I am celebrating 5 years in Germany. Having a permanent residence permit for some time already, I, have no visa issues whenever I want to change the job. Neither have I any issues with the German language, therefore, the communication with the colleagues and clients is never the problem. As being a “diverse” company became a part of any company’s PR in the last few years, I would like to write down for you several phrases from the real interviews I had, including those from DAX companies and Trier 2 consulting firms:
“You have a very interesting profile…and I would love to have some colour in my team”
“We want some more diversity in our company..We have two Indians who started working for us last week!”
“Sure, we have international colleagues for you! We already have one Italian who moved to Germany when she was little”
“..and we have support groups for LGBT, disabled..and women!”
“It was a really good presentation. And we need women in our team!”
At some point, it became very hard for me to accept the fact that I was being considered not for my skills, but for being a woman and a foreigner. Like if I would have a disability certificate in addition to that, I would be an ideal candidate.
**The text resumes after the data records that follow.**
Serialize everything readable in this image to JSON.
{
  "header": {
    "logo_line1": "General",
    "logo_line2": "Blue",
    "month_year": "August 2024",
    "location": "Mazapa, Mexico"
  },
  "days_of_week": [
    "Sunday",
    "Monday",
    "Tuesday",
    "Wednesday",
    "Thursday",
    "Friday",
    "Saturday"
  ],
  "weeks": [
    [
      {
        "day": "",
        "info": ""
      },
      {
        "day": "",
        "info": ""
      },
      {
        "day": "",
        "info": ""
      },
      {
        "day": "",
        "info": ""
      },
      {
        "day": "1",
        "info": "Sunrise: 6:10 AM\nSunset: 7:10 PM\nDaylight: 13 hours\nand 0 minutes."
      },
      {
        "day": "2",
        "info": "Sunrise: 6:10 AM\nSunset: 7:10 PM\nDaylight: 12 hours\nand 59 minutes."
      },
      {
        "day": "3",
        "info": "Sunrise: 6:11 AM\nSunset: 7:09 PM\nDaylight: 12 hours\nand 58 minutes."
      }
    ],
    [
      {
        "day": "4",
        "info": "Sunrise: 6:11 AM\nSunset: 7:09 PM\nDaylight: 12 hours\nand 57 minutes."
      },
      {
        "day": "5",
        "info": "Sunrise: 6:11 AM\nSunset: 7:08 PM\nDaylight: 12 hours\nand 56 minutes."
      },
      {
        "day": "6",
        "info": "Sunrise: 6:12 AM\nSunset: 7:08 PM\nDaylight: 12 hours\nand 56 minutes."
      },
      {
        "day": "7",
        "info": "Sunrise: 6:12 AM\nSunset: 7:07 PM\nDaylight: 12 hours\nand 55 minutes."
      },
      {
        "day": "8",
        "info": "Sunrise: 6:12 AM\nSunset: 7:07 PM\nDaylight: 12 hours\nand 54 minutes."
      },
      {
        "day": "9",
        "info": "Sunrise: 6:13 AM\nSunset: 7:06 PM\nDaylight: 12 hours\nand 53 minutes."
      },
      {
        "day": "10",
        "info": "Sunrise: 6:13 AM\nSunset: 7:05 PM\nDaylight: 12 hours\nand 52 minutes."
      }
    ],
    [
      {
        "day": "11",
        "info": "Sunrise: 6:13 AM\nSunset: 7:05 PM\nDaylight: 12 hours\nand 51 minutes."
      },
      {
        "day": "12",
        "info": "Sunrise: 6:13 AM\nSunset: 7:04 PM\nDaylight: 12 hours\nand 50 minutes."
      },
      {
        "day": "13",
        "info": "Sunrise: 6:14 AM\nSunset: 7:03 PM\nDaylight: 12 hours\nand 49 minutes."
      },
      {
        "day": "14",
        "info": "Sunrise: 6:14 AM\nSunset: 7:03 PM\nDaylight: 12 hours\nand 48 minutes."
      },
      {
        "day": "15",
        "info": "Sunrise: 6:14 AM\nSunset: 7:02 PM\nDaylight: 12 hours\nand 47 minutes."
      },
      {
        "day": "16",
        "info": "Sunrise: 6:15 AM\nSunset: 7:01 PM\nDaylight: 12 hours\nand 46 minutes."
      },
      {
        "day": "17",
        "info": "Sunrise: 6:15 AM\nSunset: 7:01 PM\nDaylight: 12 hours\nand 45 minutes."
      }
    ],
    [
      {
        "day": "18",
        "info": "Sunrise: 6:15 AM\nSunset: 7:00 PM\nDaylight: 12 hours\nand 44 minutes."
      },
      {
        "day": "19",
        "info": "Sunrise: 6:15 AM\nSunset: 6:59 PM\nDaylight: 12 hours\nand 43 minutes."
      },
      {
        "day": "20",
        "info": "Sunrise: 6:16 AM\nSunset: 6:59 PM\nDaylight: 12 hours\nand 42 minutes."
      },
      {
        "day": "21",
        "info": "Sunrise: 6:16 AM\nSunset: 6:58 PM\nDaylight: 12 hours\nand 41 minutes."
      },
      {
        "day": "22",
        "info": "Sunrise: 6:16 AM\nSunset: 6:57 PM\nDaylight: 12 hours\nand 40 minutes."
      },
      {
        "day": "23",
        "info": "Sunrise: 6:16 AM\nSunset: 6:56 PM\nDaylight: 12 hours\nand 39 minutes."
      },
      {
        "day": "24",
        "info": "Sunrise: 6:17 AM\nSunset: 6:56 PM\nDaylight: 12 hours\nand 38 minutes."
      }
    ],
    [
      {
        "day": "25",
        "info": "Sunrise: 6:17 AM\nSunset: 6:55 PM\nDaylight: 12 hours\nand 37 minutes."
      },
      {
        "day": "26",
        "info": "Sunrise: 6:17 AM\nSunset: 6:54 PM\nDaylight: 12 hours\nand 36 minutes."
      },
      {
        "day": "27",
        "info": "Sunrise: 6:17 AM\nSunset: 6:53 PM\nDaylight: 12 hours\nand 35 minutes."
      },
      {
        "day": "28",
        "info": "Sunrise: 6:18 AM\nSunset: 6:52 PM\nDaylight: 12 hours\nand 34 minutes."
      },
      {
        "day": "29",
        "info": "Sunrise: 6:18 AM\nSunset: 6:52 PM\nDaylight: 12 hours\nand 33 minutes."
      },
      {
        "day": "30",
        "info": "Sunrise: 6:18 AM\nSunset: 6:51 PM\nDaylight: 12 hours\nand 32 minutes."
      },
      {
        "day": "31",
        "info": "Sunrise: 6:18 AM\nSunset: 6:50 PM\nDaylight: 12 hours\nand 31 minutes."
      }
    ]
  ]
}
This is an issue only few foreigners would talk about in public because “a job is a job”. However, this pattern of the internationalization and pro-feminine employment has another side. Many global companies in Germany have an extremely high percentage of German employees – which makes them international, but not diverse. Being diverse for companies, on the other side, means not only a percentage of foreigners, but also the level of their acceptance within the company. You see, “tolerance” is when you take a foreign employee and tolerate the fact that she or he thinks and does work differently – because, for instance, she or he is a very good programmer. “Acceptance” is when you accept that the person comes from a different culture instead of tolerating it and turn it into your advantage. Because homogeneous teams make homogeneous decisions, and no company wants their teams to take the roads obvious to any competitor. Being able to spread the “acceptance” within the team and the company is what the international leadership really means.
In the era of collaboration when interdependencies grow like never before, you future employees will value diversity. But not the diversity on paper with percentages of women and international employees, which any hiring manager will tell you by heart even at 3 a.m., but the real diversity of minds, cultures and work styles. Even if your percentage of a specific gender will not be to your liking at the moment, it will be forgiven for an open-minded flexible working culture. Just believe me 😉